The parties also requested for regular updates on the safety standards relevant to the use of flammable low-global warming potential alternatives to HFCs, in consultation with relevant standardization organizations.
This is crucial for ensuring the safe market introduction, manufacturing, operation, maintenance and handling of low-global-warming potential refrigerants that are used in many sectors.
The meeting also urged parties that have not yet ratified the Kigali Amendment to consider doing so in order to achieve the goals of the Amendment.
The Amendment, which has so far been ratified by 22 parties, is set to enter into force on 1 January 2019, requiring the nations of the world to gradually phase down HFCs by more than 80 per cent over the next 30 years and replace them with more planet-friendly alternatives.
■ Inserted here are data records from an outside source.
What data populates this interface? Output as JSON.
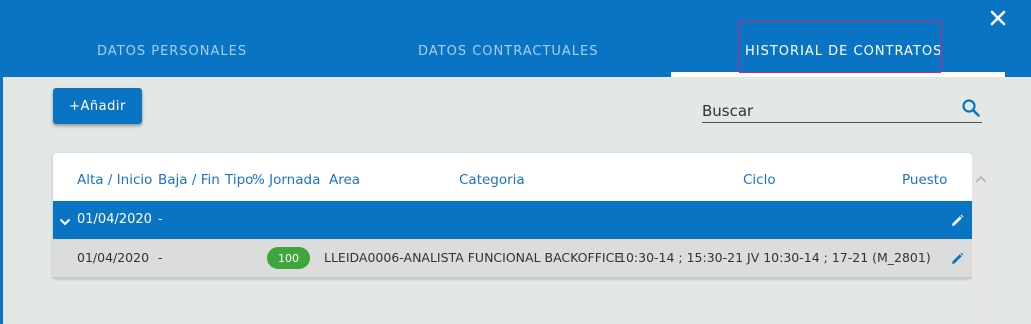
{
  "tabs": [
    {
      "label": "DATOS PERSONALES",
      "active": false
    },
    {
      "label": "DATOS CONTRACTUALES",
      "active": false
    },
    {
      "label": "HISTORIAL DE CONTRATOS",
      "active": true
    }
  ],
  "toolbar": {
    "add_label": "+Añadir"
  },
  "search": {
    "placeholder": "Buscar"
  },
  "table": {
    "headers": [
      "Alta / Inicio",
      "Baja / Fin",
      "Tipo",
      "% Jornada",
      "Area",
      "Categoria",
      "Ciclo",
      "Puesto"
    ],
    "group": {
      "alta": "01/04/2020",
      "baja": "-"
    },
    "rows": [
      {
        "alta": "01/04/2020",
        "baja": "-",
        "jornada": "100",
        "area_categoria": "LLEIDA0006-ANALISTA FUNCIONAL BACKOFFICE",
        "ciclo": "10:30-14 ; 15:30-21 JV 10:30-14 ; 17-21 (M_2801)"
      }
    ]
  },
  "colors": {
    "primary": "#0a74c4",
    "badge": "#3ea63b",
    "highlight": "#d0237e",
    "background": "#e3e8e4"
  },
  "icons": {
    "close": "close-icon",
    "search": "search-icon",
    "expand": "chevron-down-icon",
    "edit": "pencil-icon"
  }
}
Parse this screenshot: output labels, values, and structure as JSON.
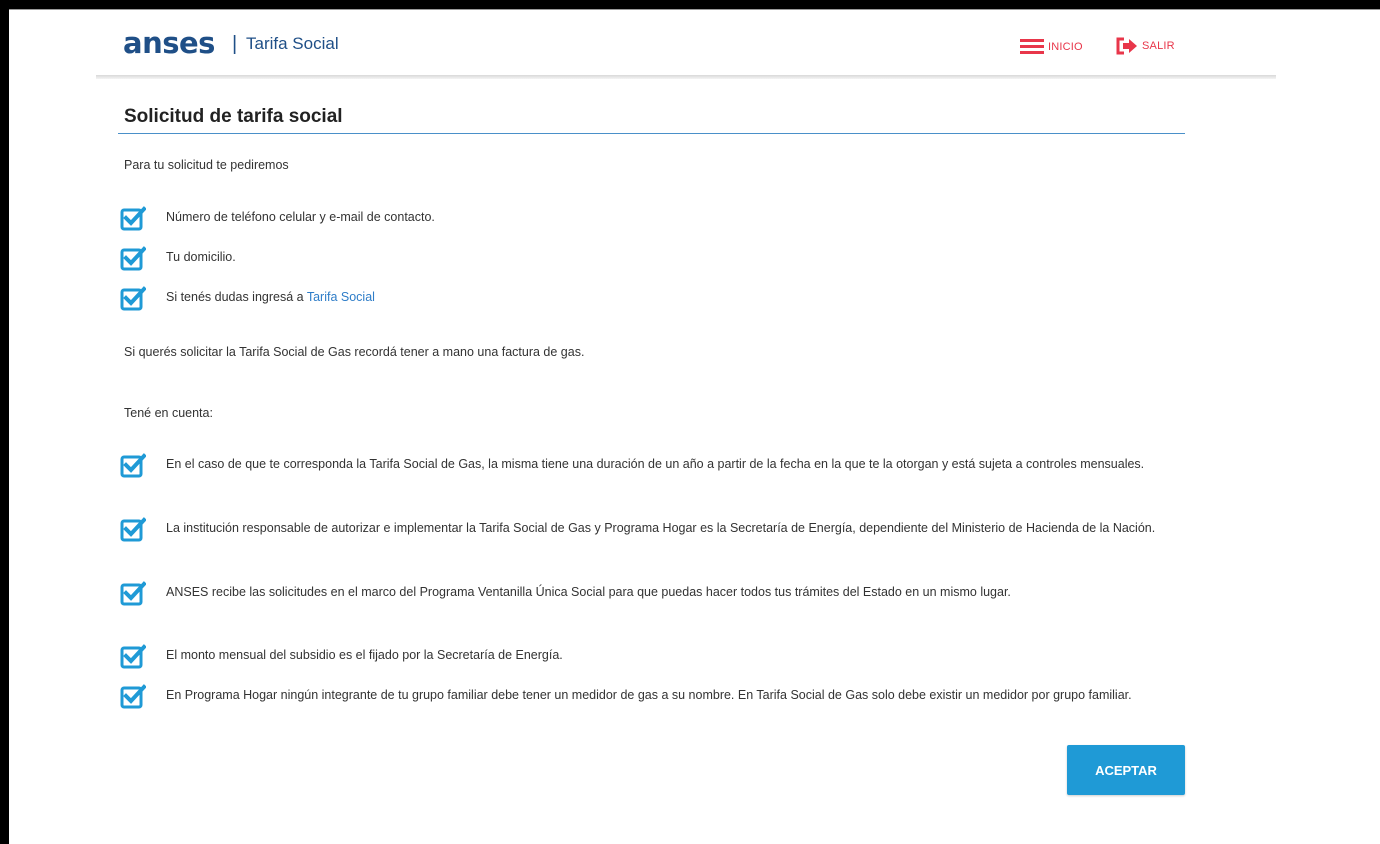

Phasing down HFCs under the Protocol is expected to avoid up to 0.5°C of global warming by the end of the century, while continuing to protect the ozone layer.
"It is through the widest ratification of the Kigali Amendment that we will deliver on its promise of protecting our planet for future generations,” said Tina Birmpili, head of the Ozone Secretariat.
Ozone monitoring and observation
The parties also agreed on the need for increased support for research and systematic observations of the ozone layer, as it is through the observations that scientists can monitor the recovery of the ozone layer and the interaction between ozone and climate.
The meeting also included a round table discussion by environment ministers from around the world moderated by UN Environment Champion of the Earth for 2016, Leyla Acaroglu, which focused on future opportunities and priorities under the Montreal Protocol.
The panelists were Khachik Hakobyan (Armenia), Catherine McKenna (Canada), Zoila González de Gutiérrez (Dominican Republic), C.K. Mishra (India), Meelis Münt (Estonia), Sydney Alexander Samuels Milson (Guatemala), Abdullah Ziyad (Maldives), Vincent Biruta (Rwanda) and Erik Solheim (UN Environment).
Science panel discussion
In addition, a science panel discussion took place on the theme “The scientific foundation of the Montreal Protocol: past, present, and future.” Top scientists from various countries discussed the effect of the changing atmospheric composition on the ozone layer; ozone depletion and climate change; and observations and monitoring needs for ozone layer protection and recovery.
The meeting also included an award ceremony to honour individuals, groups, organizations and parties that have demonstrated extraordinary commitment and contribution to the progress and achievements of the Montreal Protocol, especially in the last 10 years.
The awardees received trophies and artworks custom-made by various talented artists for the eight categories of the awards – political leadership, policy and implementation leadership, scientific leadership, technical leadership, exemplary project, partnership, youth creativity, and best media coverage.
All the 197 parties to the Montreal Protocol also received specially designed certificates in recognition of their tireless efforts, commitment, passion, and dedication to the protection of the ozone layer over the past 30 years.
The award ceremony closed with all participants singing along to a reggae tune by Grammy Awards nominee Rocky Dawuni to celebrate the 30 years of the Montreal Protocol. More information and photos from the Ozone Awards ceremony are available at: http://ozone.unep.org/en/montreal-protocol-30th-anniversary-awards-honour-ozone-heroes
For more information please contact:
Dan Teng’o, Ozone Secretariat, UN Environment, +254 709 023 532, firstname.lastname@example.org